=== Excerpted data ===
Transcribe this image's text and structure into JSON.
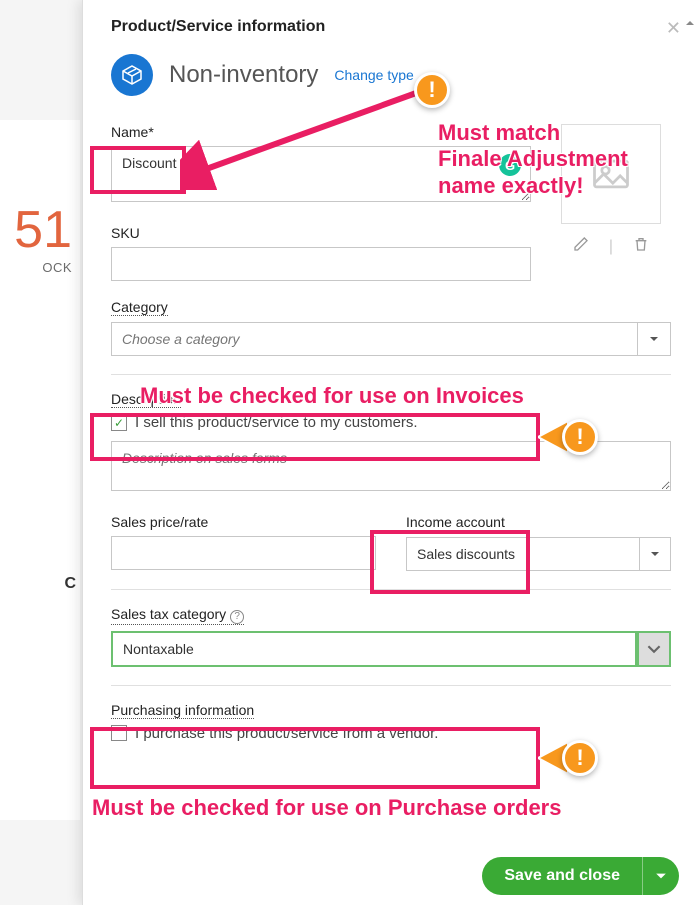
{
  "backdrop": {
    "number_fragment": "51",
    "label_fragment": "OCK",
    "letter_c": "C"
  },
  "panel": {
    "title": "Product/Service information",
    "type": {
      "name": "Non-inventory",
      "change_link": "Change type"
    }
  },
  "fields": {
    "name_label": "Name*",
    "name_value": "Discount",
    "sku_label": "SKU",
    "sku_value": "",
    "category_label": "Category",
    "category_placeholder": "Choose a category",
    "description_label": "Description",
    "sell_checkbox_label": "I sell this product/service to my customers.",
    "sell_checked": true,
    "description_placeholder": "Description on sales forms",
    "sales_price_label": "Sales price/rate",
    "sales_price_value": "",
    "income_account_label": "Income account",
    "income_account_value": "Sales discounts",
    "sales_tax_label": "Sales tax category",
    "sales_tax_value": "Nontaxable",
    "purchasing_label": "Purchasing information",
    "purchase_checkbox_label": "I purchase this product/service from a vendor.",
    "purchase_checked": false
  },
  "footer": {
    "save_label": "Save and close"
  },
  "annotations": {
    "name_note": "Must match\nFinale Adjustment\nname exactly!",
    "invoice_note": "Must be checked for use on Invoices",
    "po_note": "Must be checked for use on Purchase orders",
    "badge": "!"
  }
}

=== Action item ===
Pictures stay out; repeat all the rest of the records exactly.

=== Expected answer ===
Transcribe this image's text and structure into JSON.
{
  "backdrop": {
    "number_fragment": "51",
    "label_fragment": "OCK",
    "letter_c": "C"
  },
  "panel": {
    "title": "Product/Service information",
    "type": {
      "name": "Non-inventory",
      "change_link": "Change type"
    }
  },
  "fields": {
    "name_label": "Name*",
    "name_value": "Discount",
    "sku_label": "SKU",
    "sku_value": "",
    "category_label": "Category",
    "category_placeholder": "Choose a category",
    "description_label": "Description",
    "sell_checkbox_label": "I sell this product/service to my customers.",
    "sell_checked": true,
    "description_placeholder": "Description on sales forms",
    "sales_price_label": "Sales price/rate",
    "sales_price_value": "",
    "income_account_label": "Income account",
    "income_account_value": "Sales discounts",
    "sales_tax_label": "Sales tax category",
    "sales_tax_value": "Nontaxable",
    "purchasing_label": "Purchasing information",
    "purchase_checkbox_label": "I purchase this product/service from a vendor.",
    "purchase_checked": false
  },
  "footer": {
    "save_label": "Save and close"
  },
  "annotations": {
    "name_note": "Must match\nFinale Adjustment\nname exactly!",
    "invoice_note": "Must be checked for use on Invoices",
    "po_note": "Must be checked for use on Purchase orders",
    "badge": "!"
  }
}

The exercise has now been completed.